◆ **Exercise directions**: Please tell how many of the lines below contain "installment", using only a number.

◆ **Data provided**:
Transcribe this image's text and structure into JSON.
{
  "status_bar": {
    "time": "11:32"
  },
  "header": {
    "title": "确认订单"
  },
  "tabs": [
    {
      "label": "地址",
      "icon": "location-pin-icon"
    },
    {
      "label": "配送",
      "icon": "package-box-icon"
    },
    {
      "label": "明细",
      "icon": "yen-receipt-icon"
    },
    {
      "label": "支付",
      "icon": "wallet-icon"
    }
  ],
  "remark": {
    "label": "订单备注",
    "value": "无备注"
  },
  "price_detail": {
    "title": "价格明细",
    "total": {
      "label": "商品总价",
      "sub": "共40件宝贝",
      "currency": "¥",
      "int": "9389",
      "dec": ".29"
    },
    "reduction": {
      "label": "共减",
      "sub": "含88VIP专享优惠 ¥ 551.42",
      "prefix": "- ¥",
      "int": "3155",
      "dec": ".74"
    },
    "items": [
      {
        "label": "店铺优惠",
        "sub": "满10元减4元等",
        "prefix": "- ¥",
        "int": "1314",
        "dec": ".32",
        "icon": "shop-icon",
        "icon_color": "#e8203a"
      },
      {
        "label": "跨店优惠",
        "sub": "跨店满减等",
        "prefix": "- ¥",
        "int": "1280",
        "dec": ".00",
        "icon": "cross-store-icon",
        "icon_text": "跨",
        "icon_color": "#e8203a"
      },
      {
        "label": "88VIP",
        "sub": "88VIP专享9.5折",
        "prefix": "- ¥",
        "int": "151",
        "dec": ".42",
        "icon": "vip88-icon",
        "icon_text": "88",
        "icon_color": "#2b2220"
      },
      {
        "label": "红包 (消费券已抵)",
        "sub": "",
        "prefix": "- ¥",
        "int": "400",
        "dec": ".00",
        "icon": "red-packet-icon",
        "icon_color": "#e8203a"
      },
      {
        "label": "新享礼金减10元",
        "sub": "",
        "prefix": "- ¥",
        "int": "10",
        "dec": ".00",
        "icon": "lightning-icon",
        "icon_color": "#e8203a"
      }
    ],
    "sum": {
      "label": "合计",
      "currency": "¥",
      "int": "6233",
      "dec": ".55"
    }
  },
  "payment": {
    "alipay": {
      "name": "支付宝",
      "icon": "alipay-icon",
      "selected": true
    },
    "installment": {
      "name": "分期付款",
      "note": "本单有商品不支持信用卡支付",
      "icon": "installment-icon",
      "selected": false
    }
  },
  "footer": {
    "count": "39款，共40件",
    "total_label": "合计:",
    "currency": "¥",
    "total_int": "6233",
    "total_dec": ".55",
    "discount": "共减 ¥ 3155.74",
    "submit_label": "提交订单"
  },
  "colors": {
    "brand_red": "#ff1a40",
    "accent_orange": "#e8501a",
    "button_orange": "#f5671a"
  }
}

◆ **Solution to this task**: 2